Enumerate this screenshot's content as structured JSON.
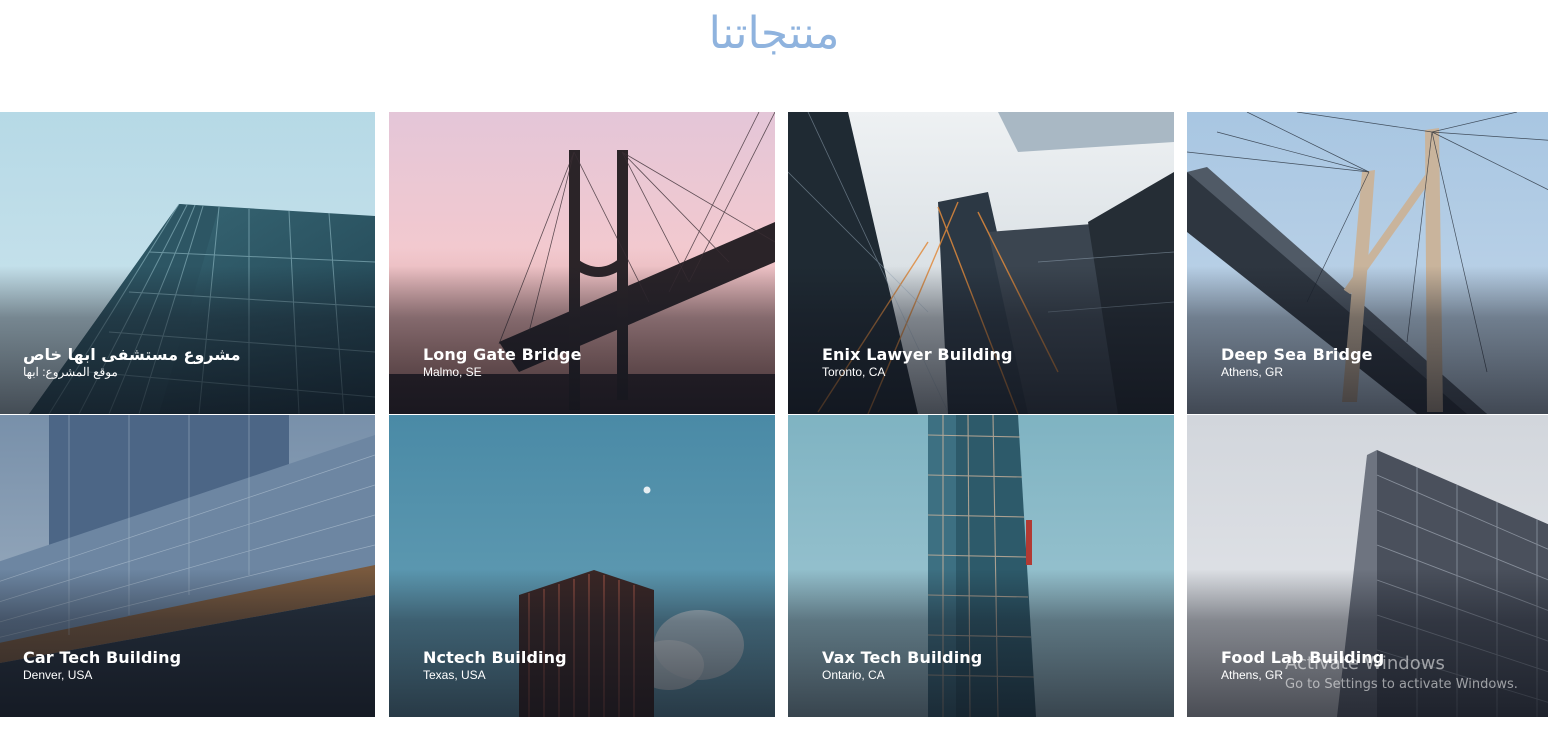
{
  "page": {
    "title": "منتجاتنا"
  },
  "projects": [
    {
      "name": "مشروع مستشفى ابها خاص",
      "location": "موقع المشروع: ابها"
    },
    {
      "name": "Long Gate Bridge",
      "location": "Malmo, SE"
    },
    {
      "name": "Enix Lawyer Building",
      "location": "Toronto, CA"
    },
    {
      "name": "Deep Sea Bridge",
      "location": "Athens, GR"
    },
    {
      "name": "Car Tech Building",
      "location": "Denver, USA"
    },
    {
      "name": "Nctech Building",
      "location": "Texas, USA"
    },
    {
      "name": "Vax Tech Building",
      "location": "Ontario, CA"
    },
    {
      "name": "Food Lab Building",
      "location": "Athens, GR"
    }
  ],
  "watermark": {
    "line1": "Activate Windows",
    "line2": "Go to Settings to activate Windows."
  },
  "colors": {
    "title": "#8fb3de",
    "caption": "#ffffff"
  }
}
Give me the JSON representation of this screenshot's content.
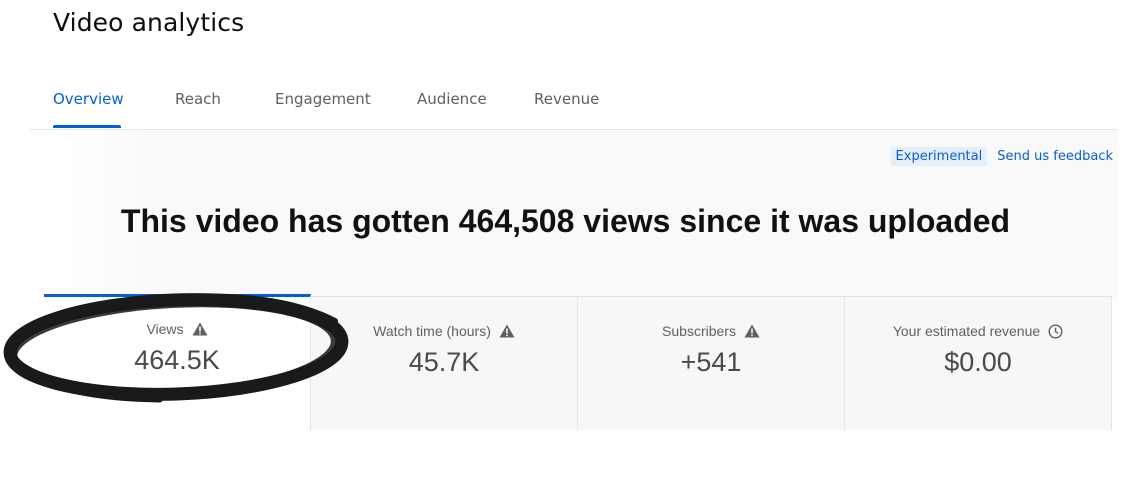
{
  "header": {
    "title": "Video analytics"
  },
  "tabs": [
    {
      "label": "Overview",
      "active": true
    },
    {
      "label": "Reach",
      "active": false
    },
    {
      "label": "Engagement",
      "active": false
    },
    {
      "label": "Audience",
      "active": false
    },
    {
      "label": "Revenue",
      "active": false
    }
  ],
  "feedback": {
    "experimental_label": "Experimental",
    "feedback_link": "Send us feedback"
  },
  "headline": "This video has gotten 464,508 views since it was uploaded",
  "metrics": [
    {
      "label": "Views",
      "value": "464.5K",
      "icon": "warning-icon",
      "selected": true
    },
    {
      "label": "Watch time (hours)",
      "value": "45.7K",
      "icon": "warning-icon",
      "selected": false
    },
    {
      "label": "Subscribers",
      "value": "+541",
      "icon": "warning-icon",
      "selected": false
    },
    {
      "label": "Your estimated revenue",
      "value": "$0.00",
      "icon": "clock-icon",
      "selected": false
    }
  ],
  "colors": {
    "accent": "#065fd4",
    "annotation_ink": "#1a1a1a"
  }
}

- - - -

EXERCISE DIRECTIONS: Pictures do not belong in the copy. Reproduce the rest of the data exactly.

ANSWER TO THIS PROBLEM:
Enumerate this screenshot's content as structured JSON.
{
  "page": {
    "title": "منتجاتنا"
  },
  "projects": [
    {
      "name": "مشروع مستشفى ابها خاص",
      "location": "موقع المشروع: ابها"
    },
    {
      "name": "Long Gate Bridge",
      "location": "Malmo, SE"
    },
    {
      "name": "Enix Lawyer Building",
      "location": "Toronto, CA"
    },
    {
      "name": "Deep Sea Bridge",
      "location": "Athens, GR"
    },
    {
      "name": "Car Tech Building",
      "location": "Denver, USA"
    },
    {
      "name": "Nctech Building",
      "location": "Texas, USA"
    },
    {
      "name": "Vax Tech Building",
      "location": "Ontario, CA"
    },
    {
      "name": "Food Lab Building",
      "location": "Athens, GR"
    }
  ],
  "watermark": {
    "line1": "Activate Windows",
    "line2": "Go to Settings to activate Windows."
  },
  "colors": {
    "title": "#8fb3de",
    "caption": "#ffffff"
  }
}
Give me the JSON representation of this screenshot's content.
{
  "header": {
    "title": "Video analytics"
  },
  "tabs": [
    {
      "label": "Overview",
      "active": true
    },
    {
      "label": "Reach",
      "active": false
    },
    {
      "label": "Engagement",
      "active": false
    },
    {
      "label": "Audience",
      "active": false
    },
    {
      "label": "Revenue",
      "active": false
    }
  ],
  "feedback": {
    "experimental_label": "Experimental",
    "feedback_link": "Send us feedback"
  },
  "headline": "This video has gotten 464,508 views since it was uploaded",
  "metrics": [
    {
      "label": "Views",
      "value": "464.5K",
      "icon": "warning-icon",
      "selected": true
    },
    {
      "label": "Watch time (hours)",
      "value": "45.7K",
      "icon": "warning-icon",
      "selected": false
    },
    {
      "label": "Subscribers",
      "value": "+541",
      "icon": "warning-icon",
      "selected": false
    },
    {
      "label": "Your estimated revenue",
      "value": "$0.00",
      "icon": "clock-icon",
      "selected": false
    }
  ],
  "colors": {
    "accent": "#065fd4",
    "annotation_ink": "#1a1a1a"
  }
}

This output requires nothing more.